But even still, I could not help but wonder whether this shift in perspective could be useful, even permanent? Every day I decided to try – to share a story that made me laugh, post a funny picture of my daughter on Slack, recommend a good book. Every day was not full of joy, and there were some days I shared a difficult experience alongside a lesson learned.

At the start of each workday, I reflected on something that brought me joy. Some days it was simply waking up to a goofy baby, and sometimes it was something simpler – an interesting recipe or beautiful weather. I chose positivity and human connection, and though some days it came less naturally than others, it eventually became habit and now I cannot not imagine beginning my days another way. Appreciating the small wins and vocalizing them enhanced a shared humanity for us all – one that has benefitted our team professionally and personally.

Behavior shapes perspective. Perspective shapes your worldview. From there, everything else follows.

In summary

The pursuit of perfection is dangerous path. Had I not experienced three life-changing circumstances nearly all at once, I am not sure I would have recognized how so many of these seemingly simple parenting lessons apply to every aspect of our life – especially in times of crisis. I am grateful for every lesson I have learned over the past year, and for the extra time I have had to think how these time-honored traditions apply to building a positive and productive workplace.

We are not perfect but have so much to be proud of from the past 15 months. I look forward to the next 15 months and more, genuinely excited about all we are going to accomplish. My daughter is now nearly 2 years old and delighted by the outdoors. Every day, we have a new bouquet of freshly hand-picked flowers on the kitchen table. She is finding out what she loves.

Amidst discussions of a return to campus, our team still meets daily. We speak often about how to keep motivation high and avoid poor communication patterns ubiquitous to remote work, constantly reviewing what has worked well and what could be tweaked.

When you invest your time in people and are generous with knowledge, they pay it back with interest – heightening their own commitment to the day-to-day work and serving a greater purpose. If we each take these simple steps to tweak behavior, we can change attitudes, and through changed attitudes we can change our very state of being.

By recognizing lessons learned in crisis and in such significant times of transition, we can all be better parents, humans, and leaders to our team, no matter what is happening in the world. Context is important and being exactly who you are in your exact specific moment can create dialogues that change lives and the very meaning of our work.

Kayleigh MacPherson is Executive Director of Development in the Office of Scholarships and Student Support Initiatives at UCLA. She has worked with a variety of institutions and organizations focusing on important causes such as politics, law, the arts, community activism, and now higher education.
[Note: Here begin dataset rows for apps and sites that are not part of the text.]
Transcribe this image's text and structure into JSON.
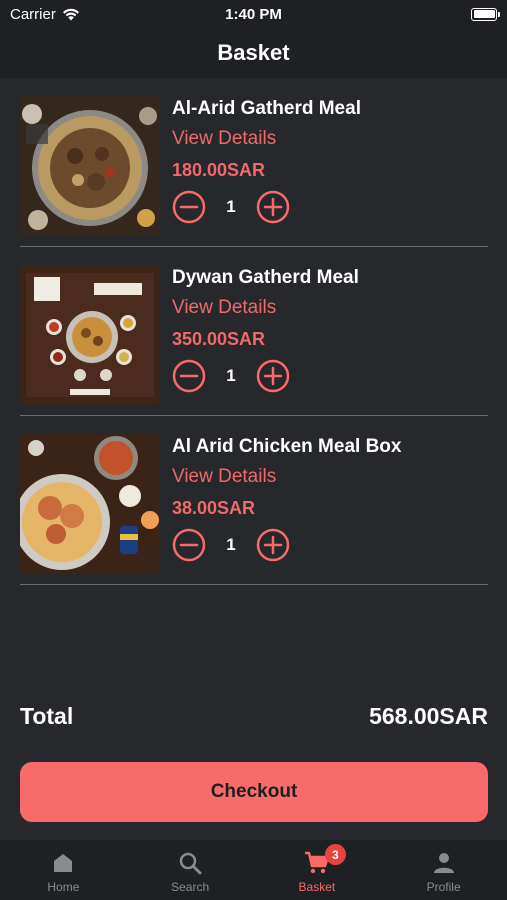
{
  "status": {
    "carrier": "Carrier",
    "time": "1:40 PM"
  },
  "header": {
    "title": "Basket"
  },
  "items": [
    {
      "name": "Al-Arid Gatherd Meal",
      "details": "View Details",
      "price": "180.00SAR",
      "quantity": "1"
    },
    {
      "name": "Dywan Gatherd Meal",
      "details": "View Details",
      "price": "350.00SAR",
      "quantity": "1"
    },
    {
      "name": "Al Arid Chicken Meal Box",
      "details": "View Details",
      "price": "38.00SAR",
      "quantity": "1"
    }
  ],
  "summary": {
    "total_label": "Total",
    "total_value": "568.00SAR"
  },
  "checkout": {
    "label": "Checkout"
  },
  "tabs": [
    {
      "label": "Home",
      "icon": "home-icon",
      "active": false
    },
    {
      "label": "Search",
      "icon": "search-icon",
      "active": false
    },
    {
      "label": "Basket",
      "icon": "cart-icon",
      "active": true,
      "badge": "3"
    },
    {
      "label": "Profile",
      "icon": "person-icon",
      "active": false
    }
  ],
  "colors": {
    "accent": "#f76b6b",
    "background": "#27282c",
    "bar": "#1f2023",
    "badge": "#e9433f"
  }
}
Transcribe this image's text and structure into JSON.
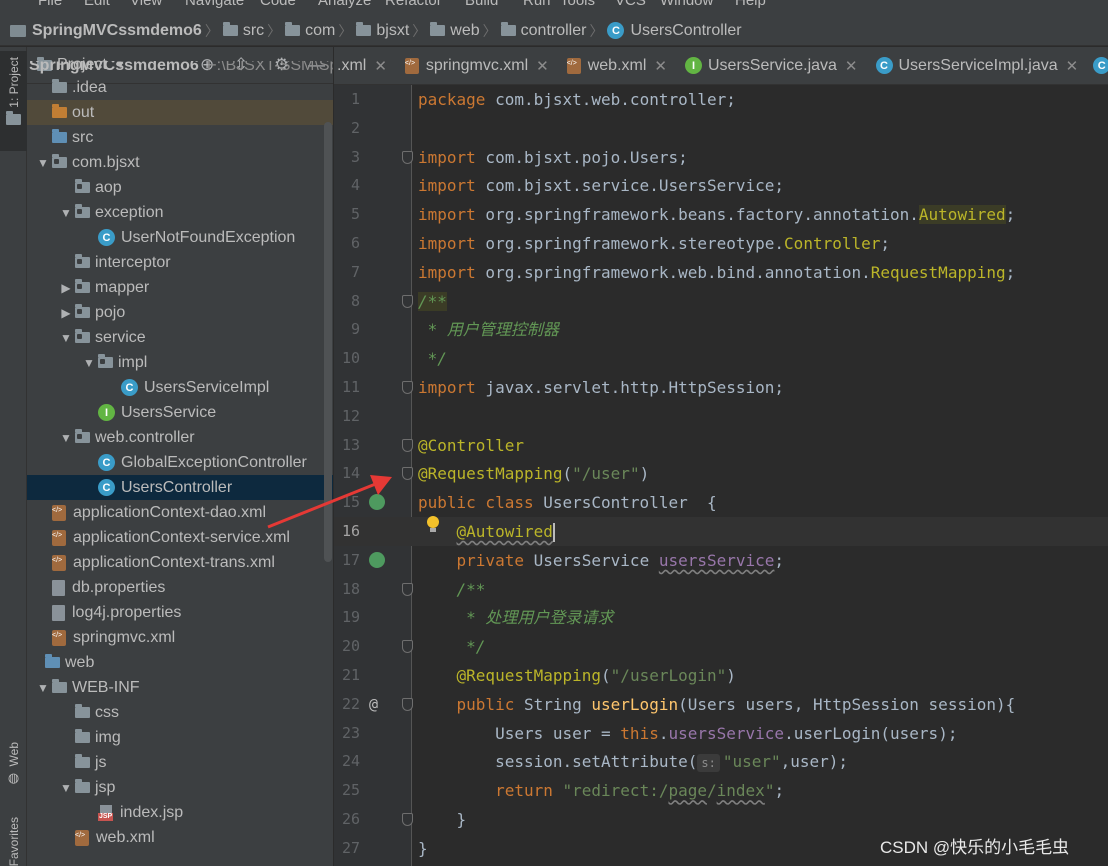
{
  "menu": [
    "File",
    "Edit",
    "View",
    "Navigate",
    "Code",
    "Analyze",
    "Refactor",
    "Build",
    "Run",
    "Tools",
    "VCS",
    "Window",
    "Help"
  ],
  "breadcrumbs": [
    {
      "label": "SpringMVCssmdemo6",
      "icon": "project-icon",
      "bold": true
    },
    {
      "label": "src",
      "icon": "folder-icon"
    },
    {
      "label": "com",
      "icon": "folder-icon"
    },
    {
      "label": "bjsxt",
      "icon": "folder-icon"
    },
    {
      "label": "web",
      "icon": "folder-icon"
    },
    {
      "label": "controller",
      "icon": "folder-icon"
    },
    {
      "label": "UsersController",
      "icon": "class-icon"
    }
  ],
  "sidebar": {
    "project_tab": "1: Project",
    "web_tab": "Web",
    "favorites_tab": "2: Favorites"
  },
  "project_panel": {
    "title": "Project",
    "root_label": "SpringMVCssmdemo6",
    "root_path": "F:\\BJSXT-SSM\\Spr",
    "tree": [
      {
        "label": ".idea",
        "icon": "folder",
        "indent": 0,
        "arrow": ""
      },
      {
        "label": "out",
        "icon": "folder-orange",
        "indent": 0,
        "arrow": "",
        "highlight": true
      },
      {
        "label": "src",
        "icon": "folder-blue",
        "indent": 0,
        "arrow": ""
      },
      {
        "label": "com.bjsxt",
        "icon": "package",
        "indent": 0,
        "arrow": "▼"
      },
      {
        "label": "aop",
        "icon": "package",
        "indent": 1,
        "arrow": ""
      },
      {
        "label": "exception",
        "icon": "package",
        "indent": 1,
        "arrow": "▼"
      },
      {
        "label": "UserNotFoundException",
        "icon": "class",
        "indent": 2,
        "arrow": ""
      },
      {
        "label": "interceptor",
        "icon": "package",
        "indent": 1,
        "arrow": ""
      },
      {
        "label": "mapper",
        "icon": "package",
        "indent": 1,
        "arrow": "▶"
      },
      {
        "label": "pojo",
        "icon": "package",
        "indent": 1,
        "arrow": "▶"
      },
      {
        "label": "service",
        "icon": "package",
        "indent": 1,
        "arrow": "▼"
      },
      {
        "label": "impl",
        "icon": "package",
        "indent": 2,
        "arrow": "▼"
      },
      {
        "label": "UsersServiceImpl",
        "icon": "class",
        "indent": 3,
        "arrow": ""
      },
      {
        "label": "UsersService",
        "icon": "interface",
        "indent": 2,
        "arrow": ""
      },
      {
        "label": "web.controller",
        "icon": "package",
        "indent": 1,
        "arrow": "▼"
      },
      {
        "label": "GlobalExceptionController",
        "icon": "class",
        "indent": 2,
        "arrow": ""
      },
      {
        "label": "UsersController",
        "icon": "class",
        "indent": 2,
        "arrow": "",
        "selected": true
      },
      {
        "label": "applicationContext-dao.xml",
        "icon": "xml",
        "indent": 0,
        "arrow": ""
      },
      {
        "label": "applicationContext-service.xml",
        "icon": "xml",
        "indent": 0,
        "arrow": ""
      },
      {
        "label": "applicationContext-trans.xml",
        "icon": "xml",
        "indent": 0,
        "arrow": ""
      },
      {
        "label": "db.properties",
        "icon": "file",
        "indent": 0,
        "arrow": ""
      },
      {
        "label": "log4j.properties",
        "icon": "file",
        "indent": 0,
        "arrow": ""
      },
      {
        "label": "springmvc.xml",
        "icon": "xml",
        "indent": 0,
        "arrow": ""
      },
      {
        "label": "web",
        "icon": "folder-blue",
        "indent": -1,
        "arrow": ""
      },
      {
        "label": "WEB-INF",
        "icon": "folder",
        "indent": 0,
        "arrow": "▼"
      },
      {
        "label": "css",
        "icon": "folder",
        "indent": 1,
        "arrow": ""
      },
      {
        "label": "img",
        "icon": "folder",
        "indent": 1,
        "arrow": ""
      },
      {
        "label": "js",
        "icon": "folder",
        "indent": 1,
        "arrow": ""
      },
      {
        "label": "jsp",
        "icon": "folder",
        "indent": 1,
        "arrow": "▼"
      },
      {
        "label": "index.jsp",
        "icon": "jsp",
        "indent": 2,
        "arrow": ""
      },
      {
        "label": "web.xml",
        "icon": "xml",
        "indent": 1,
        "arrow": ""
      }
    ]
  },
  "tabs": [
    {
      "label": ".xml",
      "icon": "",
      "partial": true
    },
    {
      "label": "springmvc.xml",
      "icon": "xml"
    },
    {
      "label": "web.xml",
      "icon": "xml"
    },
    {
      "label": "UsersService.java",
      "icon": "interface"
    },
    {
      "label": "UsersServiceImpl.java",
      "icon": "class"
    }
  ],
  "editor": {
    "current_line": 16,
    "lines": [
      {
        "n": 1,
        "html": "<span class=\"kw\">package</span> com.bjsxt.web.controller;"
      },
      {
        "n": 2,
        "html": ""
      },
      {
        "n": 3,
        "html": "<span class=\"kw\">import</span> com.bjsxt.pojo.Users;",
        "fold": true
      },
      {
        "n": 4,
        "html": "<span class=\"kw\">import</span> com.bjsxt.service.UsersService;"
      },
      {
        "n": 5,
        "html": "<span class=\"kw\">import</span> org.springframework.beans.factory.annotation.<span class=\"ann hl-warn\">Autowired</span>;"
      },
      {
        "n": 6,
        "html": "<span class=\"kw\">import</span> org.springframework.stereotype.<span class=\"ann\">Controller</span>;"
      },
      {
        "n": 7,
        "html": "<span class=\"kw\">import</span> org.springframework.web.bind.annotation.<span class=\"ann\">RequestMapping</span>;"
      },
      {
        "n": 8,
        "html": "<span class=\"cmt hl-warn\">/**</span>",
        "fold": true
      },
      {
        "n": 9,
        "html": "<span class=\"cmt\"> * 用户管理控制器</span>"
      },
      {
        "n": 10,
        "html": "<span class=\"cmt\"> */</span>"
      },
      {
        "n": 11,
        "html": "<span class=\"kw\">import</span> javax.servlet.http.HttpSession;",
        "fold": true
      },
      {
        "n": 12,
        "html": ""
      },
      {
        "n": 13,
        "html": "<span class=\"ann\">@Controller</span>",
        "fold": true
      },
      {
        "n": 14,
        "html": "<span class=\"ann\">@RequestMapping</span>(<span class=\"str\">\"/user\"</span>)",
        "fold": true
      },
      {
        "n": 15,
        "html": "<span class=\"kw\">public class</span> UsersController  {",
        "gutter": "bean"
      },
      {
        "n": 16,
        "html": "    <span class=\"ann wv\">@Autowired</span><span class=\"cursor\"></span>"
      },
      {
        "n": 17,
        "html": "    <span class=\"kw\">private</span> UsersService <span class=\"fld wv\">usersService</span>;",
        "gutter": "inject"
      },
      {
        "n": 18,
        "html": "    <span class=\"cmt\">/**</span>",
        "fold": true
      },
      {
        "n": 19,
        "html": "<span class=\"cmt\">     * 处理用户登录请求</span>"
      },
      {
        "n": 20,
        "html": "<span class=\"cmt\">     */</span>",
        "fold": true
      },
      {
        "n": 21,
        "html": "    <span class=\"ann\">@RequestMapping</span>(<span class=\"str\">\"/userLogin\"</span>)"
      },
      {
        "n": 22,
        "html": "    <span class=\"kw\">public</span> String <span class=\"mth\">userLogin</span>(Users users, HttpSession session){",
        "gutter": "at",
        "fold": true
      },
      {
        "n": 23,
        "html": "        Users user = <span class=\"kw\">this</span>.<span class=\"fld\">usersService</span>.userLogin(users);"
      },
      {
        "n": 24,
        "html": "        session.setAttribute(<span class=\"hint-box\">s:</span><span class=\"str\">\"user\"</span>,user);"
      },
      {
        "n": 25,
        "html": "        <span class=\"kw\">return</span> <span class=\"str\">\"redirect:/<span class=\"wv\">page</span>/<span class=\"wv\">index</span>\"</span>;"
      },
      {
        "n": 26,
        "html": "    }",
        "fold": true
      },
      {
        "n": 27,
        "html": "}"
      }
    ]
  },
  "watermark": "CSDN @快乐的小毛毛虫",
  "colors": {
    "background": "#2b2b2b",
    "panel": "#3c3f41",
    "selection": "#0d293e",
    "annotation": "#bbb529",
    "keyword": "#cc7832",
    "arrow": "#e53935"
  }
}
She lives in Los Angeles with her partner, toddler, and pet menagerie. She can be reached at kmacpherson@support.ucla.edu.